Equally (especially during onboarding), you don’t want people within the enterprise to forget the human beings at your end. They need to know that your product is supported by your people, and that those people are ready and willing to help their people with whatever issues they have.
Providing a human connection can go a long way to making them warm to your product – and use it. Provide a primary and secondary point of contact (who can be reached via as many communication channels as possible) who can offer support and guidance to enterprise users whenever it’s required
And if you can find ways to bring human connection into your onboarding process, so much the better. While some users will be content to learn by themselves using tutorials and videos, others will prefer to be guided by a human expert who can talk them through everything at a pace that suits them.
You need to give those users that option. And not just on one or two initial onboarding calls. Onboarding is now (for a variety of reasons that we cover extensively in our last customer onboarding blog) a continuous, full-time activity.
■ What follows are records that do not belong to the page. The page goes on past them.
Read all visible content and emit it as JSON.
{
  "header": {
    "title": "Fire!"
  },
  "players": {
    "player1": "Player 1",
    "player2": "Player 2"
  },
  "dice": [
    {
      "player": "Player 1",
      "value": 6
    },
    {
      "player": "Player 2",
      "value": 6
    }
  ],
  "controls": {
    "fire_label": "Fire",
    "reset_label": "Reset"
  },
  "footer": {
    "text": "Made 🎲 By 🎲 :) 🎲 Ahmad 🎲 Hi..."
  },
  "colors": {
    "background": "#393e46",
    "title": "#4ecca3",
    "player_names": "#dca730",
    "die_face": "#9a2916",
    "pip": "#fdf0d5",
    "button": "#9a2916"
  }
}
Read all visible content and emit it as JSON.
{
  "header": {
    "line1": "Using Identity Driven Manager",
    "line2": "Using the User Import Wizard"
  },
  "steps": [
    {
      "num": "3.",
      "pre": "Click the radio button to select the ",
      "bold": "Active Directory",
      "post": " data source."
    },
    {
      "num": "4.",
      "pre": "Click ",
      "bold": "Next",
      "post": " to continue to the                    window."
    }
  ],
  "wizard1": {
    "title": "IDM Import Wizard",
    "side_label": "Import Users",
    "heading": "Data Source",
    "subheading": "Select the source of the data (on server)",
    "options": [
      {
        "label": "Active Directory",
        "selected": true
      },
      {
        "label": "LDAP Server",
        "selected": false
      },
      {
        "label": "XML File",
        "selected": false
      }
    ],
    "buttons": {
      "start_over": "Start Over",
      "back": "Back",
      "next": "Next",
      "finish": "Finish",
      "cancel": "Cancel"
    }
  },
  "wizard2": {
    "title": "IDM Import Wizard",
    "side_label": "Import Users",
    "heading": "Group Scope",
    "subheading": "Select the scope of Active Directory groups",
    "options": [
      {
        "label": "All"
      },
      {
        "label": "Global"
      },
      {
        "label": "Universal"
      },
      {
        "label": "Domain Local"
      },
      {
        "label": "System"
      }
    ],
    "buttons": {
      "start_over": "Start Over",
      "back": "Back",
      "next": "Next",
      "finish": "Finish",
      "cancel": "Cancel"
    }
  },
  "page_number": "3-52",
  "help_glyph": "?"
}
Whenever a user in your customer’s enterprise feels they need a human to help them use your product better, offer them that help and they’ll not only be more likely to use your product (and use it well) – they’ll also feel happier about and closer to your company.
You never know: onboarding could be the start of a beautiful customer relationship.
A killer tool for onboarding customers at enterprise scale
Q: What unites our tips for onboarding?
A: They all emphasize closing the gap between you and your enterprise customer’s users.
By getting closer to your product’s users, you’ll understand what they want from it – and what they aren’t able to get from it. You’ll also be there for them when they need help onboarding – either as entirely new users or as existing users who need a refresh or who want to get more value from your product than they’re already getting.
Of course, there are many potential channels through which to communicate with your users.
But if you’re looking for a solution that makes it easy for your experts to connect securely with users, inside your website or application, in real-time, and upskill them rapidly … well, there’s really only one solution that fits the bill.
If you’d like to find out more about how Glance makes onboarding easier, faster, and closer to full-time, read our Guided Onboarding ebook. It might just convince you to onboard your business onto our product.